In the early ’90s, Canadians Trevor Peterson, Eric Pehota, and some friends quietly pioneered a number of huge first descents in the Coast Range. Their famous lines dot the Spearhead Traverse—a horseshoe-shaped Silk Road that starts in Blackcomb and ends at Whistler. They skied here, among spiderweb crevasses, appalling weather, and huge relief, largely unknown because the ski industry was watching Scot Schmidt get extreme inbounds at Squaw Valley.

With Peterson’s premature death in 1996 in Chamonix, Canadian freeskiing lost its figurehead. Ultimately, however, it would inspire leagues of Canucks to come to Whistler and ski the lines that he and his friends had fathomed for the rest of us.

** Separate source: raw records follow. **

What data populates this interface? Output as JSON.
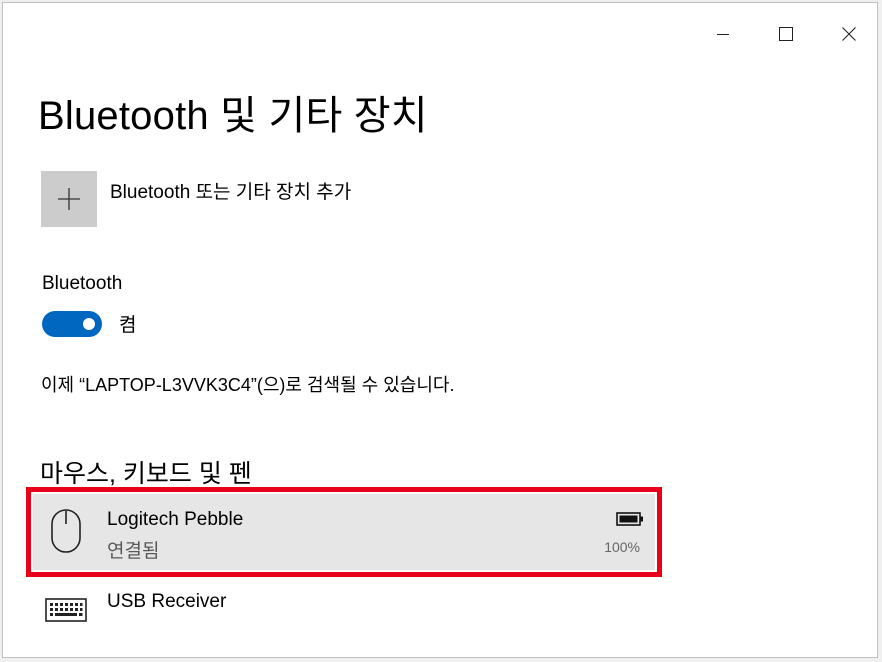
{
  "window": {
    "controls": [
      "minimize",
      "maximize",
      "close"
    ]
  },
  "page": {
    "title": "Bluetooth 및 기타 장치"
  },
  "add_device": {
    "icon": "plus-icon",
    "label": "Bluetooth 또는 기타 장치 추가"
  },
  "bluetooth": {
    "heading": "Bluetooth",
    "toggle_state": "켬",
    "toggle_on": true,
    "accent_color": "#0067c0",
    "discoverable_text": "이제 “LAPTOP-L3VVK3C4”(으)로 검색될 수 있습니다."
  },
  "section": {
    "heading": "마우스, 키보드 및 펜",
    "devices": [
      {
        "name": "Logitech Pebble",
        "status": "연결됨",
        "battery": "100%",
        "battery_level": 1.0,
        "icon": "mouse-icon",
        "selected": true,
        "highlight_color": "#e8001a"
      },
      {
        "name": "USB Receiver",
        "icon": "keyboard-icon",
        "selected": false
      }
    ]
  }
}
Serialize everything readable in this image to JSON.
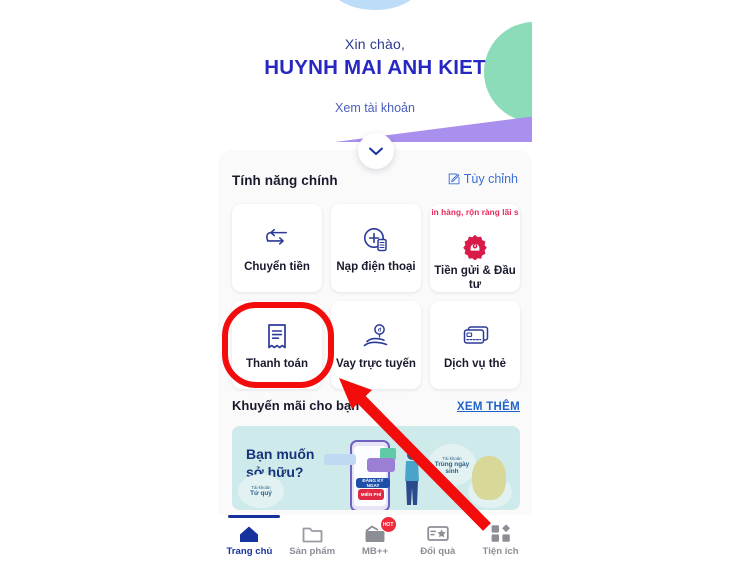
{
  "app": {
    "brand_blue": "#2727c4",
    "accent_red": "#f30c0c",
    "nav_active_color": "#16329c"
  },
  "hero": {
    "greeting": "Xin chào,",
    "user_name": "HUYNH MAI ANH KIET",
    "view_account_link": "Xem tài khoản",
    "expand_icon": "chevron-down-icon"
  },
  "main_features": {
    "section_title": "Tính năng chính",
    "customize_label": "Tùy chỉnh",
    "customize_icon": "edit-square-icon",
    "tiles": [
      {
        "label": "Chuyển tiền",
        "icon": "transfer-arrows-icon",
        "promo_text": ""
      },
      {
        "label": "Nạp điện thoại",
        "icon": "topup-plus-icon",
        "promo_text": ""
      },
      {
        "label": "Tiền gửi & Đầu tư",
        "icon": "savings-badge-icon",
        "promo_text": "in hàng, rộn ràng lãi s"
      },
      {
        "label": "Thanh toán",
        "icon": "receipt-icon",
        "promo_text": ""
      },
      {
        "label": "Vay trực tuyến",
        "icon": "loan-hand-coin-icon",
        "promo_text": ""
      },
      {
        "label": "Dịch vụ thẻ",
        "icon": "cards-icon",
        "promo_text": ""
      }
    ]
  },
  "promotions": {
    "section_title": "Khuyến mãi cho bạn",
    "see_more_label": "XEM THÊM",
    "banner": {
      "headline_line1": "Bạn muốn",
      "headline_line2": "sở hữu?",
      "bubble_left_top": "Tài khoản",
      "bubble_left_main": "Tứ quý",
      "bubble_right_top": "Tài khoản",
      "bubble_right_main": "Trùng ngày sinh",
      "chip_register": "ĐĂNG KÝ NGAY",
      "chip_free": "MIỄN PHÍ"
    }
  },
  "bottom_nav": {
    "items": [
      {
        "label": "Trang chủ",
        "icon": "home-icon",
        "active": true,
        "badge": ""
      },
      {
        "label": "Sản phẩm",
        "icon": "folder-icon",
        "active": false,
        "badge": ""
      },
      {
        "label": "MB++",
        "icon": "wallet-icon",
        "active": false,
        "badge": "HOT"
      },
      {
        "label": "Đổi quà",
        "icon": "gift-card-star-icon",
        "active": false,
        "badge": ""
      },
      {
        "label": "Tiện ích",
        "icon": "grid-apps-icon",
        "active": false,
        "badge": ""
      }
    ]
  },
  "annotations": {
    "highlight_shape": "red-rounded-rectangle",
    "highlight_target": "Thanh toán",
    "pointer_shape": "red-arrow",
    "pointer_color": "#f30c0c"
  }
}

The Spearhead usually takes three days. One guy has done it in four hours. But to sprint the Spearhead is to ski ignorant. Why not pay respect to the Peterson-Pehota lines? We planned to do it in four days and ski every line we could. So we put our trust in guide John Furneaux—a guy who filled his pack with bacon and Scotch but left his tent at home on purpose. A guy who’d done this traverse so many times he could ski it sans map.

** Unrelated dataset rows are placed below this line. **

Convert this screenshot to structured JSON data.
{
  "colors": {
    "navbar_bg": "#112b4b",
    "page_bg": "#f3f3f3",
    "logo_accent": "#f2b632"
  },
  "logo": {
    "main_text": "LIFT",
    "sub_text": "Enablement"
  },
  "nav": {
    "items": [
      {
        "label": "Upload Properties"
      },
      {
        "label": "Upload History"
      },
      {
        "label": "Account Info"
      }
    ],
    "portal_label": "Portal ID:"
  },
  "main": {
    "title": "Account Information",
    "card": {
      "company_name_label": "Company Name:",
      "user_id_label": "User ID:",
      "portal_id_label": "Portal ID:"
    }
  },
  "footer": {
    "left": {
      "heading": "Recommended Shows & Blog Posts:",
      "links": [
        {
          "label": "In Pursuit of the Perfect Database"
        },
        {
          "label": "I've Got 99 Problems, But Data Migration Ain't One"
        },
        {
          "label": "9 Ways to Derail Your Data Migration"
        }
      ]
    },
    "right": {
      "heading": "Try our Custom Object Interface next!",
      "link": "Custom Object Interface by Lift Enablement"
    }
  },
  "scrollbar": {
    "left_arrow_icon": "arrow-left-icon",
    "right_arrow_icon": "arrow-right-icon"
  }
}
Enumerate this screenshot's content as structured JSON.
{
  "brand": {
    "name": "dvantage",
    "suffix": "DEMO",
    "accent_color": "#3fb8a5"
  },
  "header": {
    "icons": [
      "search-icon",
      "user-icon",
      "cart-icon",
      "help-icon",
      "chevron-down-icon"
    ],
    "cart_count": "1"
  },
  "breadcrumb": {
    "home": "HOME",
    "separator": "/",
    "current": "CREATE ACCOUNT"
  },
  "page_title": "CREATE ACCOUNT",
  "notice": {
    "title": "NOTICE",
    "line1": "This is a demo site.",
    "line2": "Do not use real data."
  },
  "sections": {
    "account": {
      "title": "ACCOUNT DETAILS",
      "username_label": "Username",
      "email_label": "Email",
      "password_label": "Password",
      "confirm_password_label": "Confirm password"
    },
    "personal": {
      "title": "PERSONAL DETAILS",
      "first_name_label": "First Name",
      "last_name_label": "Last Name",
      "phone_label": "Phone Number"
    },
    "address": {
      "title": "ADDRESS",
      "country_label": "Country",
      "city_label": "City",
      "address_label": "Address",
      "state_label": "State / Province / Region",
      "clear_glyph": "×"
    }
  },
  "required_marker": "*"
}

We began at the East Col of Blackcomb Peak, just below where Peterson’s ice ax sits bolted to the rock. After two hours and 2,000 feet of vertical ups and downs, we stood on top of Mount Pattison’s 40-degree northwest face and descended it in a whiteout. Then up Mount Trorey’s round north face for another steepish whiteout run. Then up and over the col so we could set up our tent camp in a basin. As promised, John insisted on sleeping in a snow cave to ensure all could eat bacon.

The next morning dawned clear and we skied Mount Tremor’s 55-degree west face, each turn making me regret not packing Depends. We bagged Mount Macbeth, skied the upper glacier, and slept in a basin behind Mount Fitzsimmons.

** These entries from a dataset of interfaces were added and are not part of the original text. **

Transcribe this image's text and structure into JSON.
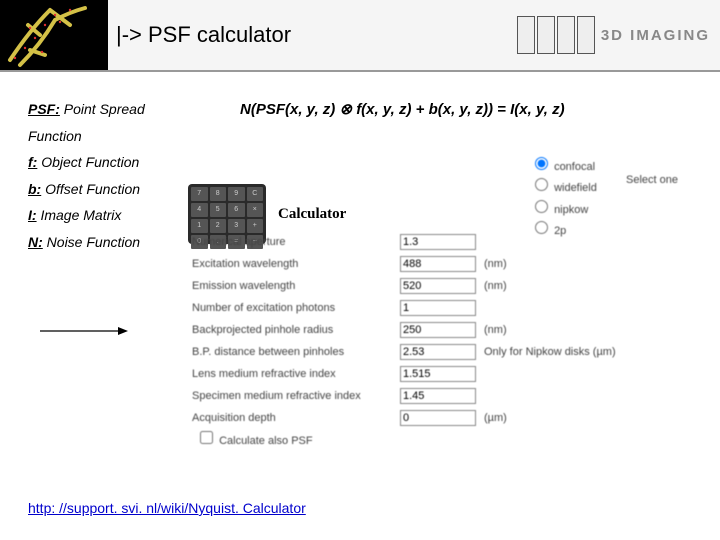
{
  "header": {
    "title": "|-> PSF calculator",
    "logo_text": "3D IMAGING"
  },
  "definitions": {
    "psf": {
      "term": "PSF:",
      "desc": " Point Spread Function"
    },
    "f": {
      "term": "f:",
      "desc": " Object Function"
    },
    "b": {
      "term": "b:",
      "desc": " Offset Function"
    },
    "i": {
      "term": "I:",
      "desc": " Image Matrix"
    },
    "n": {
      "term": "N:",
      "desc": " Noise Function"
    }
  },
  "formula": "N(PSF(x, y, z) ⊗ f(x, y, z) + b(x, y, z)) = I(x, y, z)",
  "calc": {
    "label": "Calculator",
    "keys": [
      "7",
      "8",
      "9",
      "C",
      "4",
      "5",
      "6",
      "×",
      "1",
      "2",
      "3",
      "+",
      "0",
      ".",
      "=",
      "−"
    ]
  },
  "radios": {
    "opt1": "confocal",
    "opt2": "widefield",
    "opt3": "nipkow",
    "opt4": "2p",
    "select_one": "Select one"
  },
  "form": {
    "rows": [
      {
        "label": "Numerical aperture",
        "value": "1.3",
        "unit": ""
      },
      {
        "label": "Excitation wavelength",
        "value": "488",
        "unit": "(nm)"
      },
      {
        "label": "Emission wavelength",
        "value": "520",
        "unit": "(nm)"
      },
      {
        "label": "Number of excitation photons",
        "value": "1",
        "unit": ""
      },
      {
        "label": "Backprojected pinhole radius",
        "value": "250",
        "unit": "(nm)"
      },
      {
        "label": "B.P. distance between pinholes",
        "value": "2.53",
        "unit": "Only for Nipkow disks (µm)"
      },
      {
        "label": "Lens medium refractive index",
        "value": "1.515",
        "unit": ""
      },
      {
        "label": "Specimen medium refractive index",
        "value": "1.45",
        "unit": ""
      },
      {
        "label": "Acquisition depth",
        "value": "0",
        "unit": "(µm)"
      }
    ],
    "checkbox_label": "Calculate also PSF"
  },
  "link": {
    "text": "http: //support. svi. nl/wiki/Nyquist. Calculator",
    "href": "http://support.svi.nl/wiki/NyquistCalculator"
  }
}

The next day we aimed for the classic of the classic Peterson-Pehota lines: the 1,771-foot, 50-degree north face of Mount Fitzsimmons, first skied in 1991. But it whited out again. So we roped up and moved along our crevassed route, blind, while Furneaux alternately advised us, “Don’t blow it here” (you fall, you die), and that the terrain was “spicy” (deadly).

We would spend our last night at the Himmelsbach hut at Russet Lake, near the base of Fissile Peak, the looming showpiece visible from Whistler’s lifts. Five more famous lines stem from the summit but we skied the tamer, 40-degree Banana Chute—the only line the whiteout would allow. Innumerable face shots later, we returned to the hut to raise a Scotch to the Rossignol Bandit mounted below the loft. It belonged to Bret Carlson, a Whistler freeskier who also died young. He was a big-mountain prodigy as short on attitude and long on skills as Peterson was. Unlike him, Carlson achieved fame—but only in death.

Guides: All of the Canada West Mountain School’s guides are ACMG certified and know the route well.
Season: All winter long, and often as late as July, but April and May are best.
Terrain: You name it. As mellow as 25 degrees or as steep as 55 degrees; as short as 500 feet or as long as several thousand.
Weather: The Coast Range is famous for its hard-to-predict weather, due to its proximity to the ocean. But the maritime climate is what makes those steep descents possible.
Book It: It’s $500 for the four-day trip. The Canada West Mountain School runs three Spearhead tours each winter, in March, April, and May.